Work item
Although the records contain pictures, repeat only the text of every line exactly.

##### Source records #####

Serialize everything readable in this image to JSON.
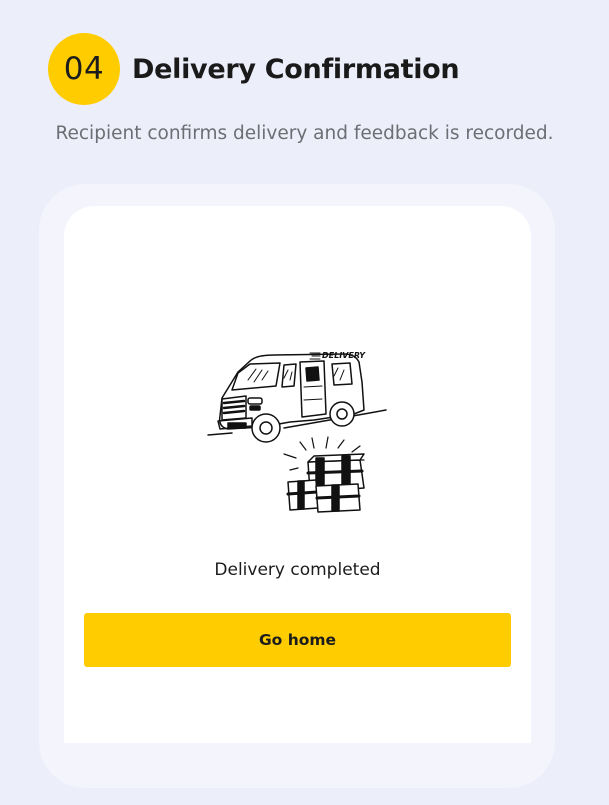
{
  "step": {
    "number": "04",
    "title": "Delivery Confirmation",
    "subtitle": "Recipient confirms delivery and feedback is recorded."
  },
  "screen": {
    "illustration": {
      "van_text": "DELIVERY",
      "icon": "delivery-van-with-packages-illustration"
    },
    "status_text": "Delivery completed",
    "button_label": "Go home"
  },
  "colors": {
    "background": "#ECEEF9",
    "frame": "#F3F4FC",
    "screen": "#FFFFFF",
    "accent": "#FFCC00",
    "title_text": "#1A1A1A",
    "subtitle_text": "#6D6E74"
  }
}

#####

Finished task
Serialize everything readable in this image to JSON.
{
  "step": {
    "number": "04",
    "title": "Delivery Confirmation",
    "subtitle": "Recipient confirms delivery and feedback is recorded."
  },
  "screen": {
    "illustration": {
      "van_text": "DELIVERY",
      "icon": "delivery-van-with-packages-illustration"
    },
    "status_text": "Delivery completed",
    "button_label": "Go home"
  },
  "colors": {
    "background": "#ECEEF9",
    "frame": "#F3F4FC",
    "screen": "#FFFFFF",
    "accent": "#FFCC00",
    "title_text": "#1A1A1A",
    "subtitle_text": "#6D6E74"
  }
}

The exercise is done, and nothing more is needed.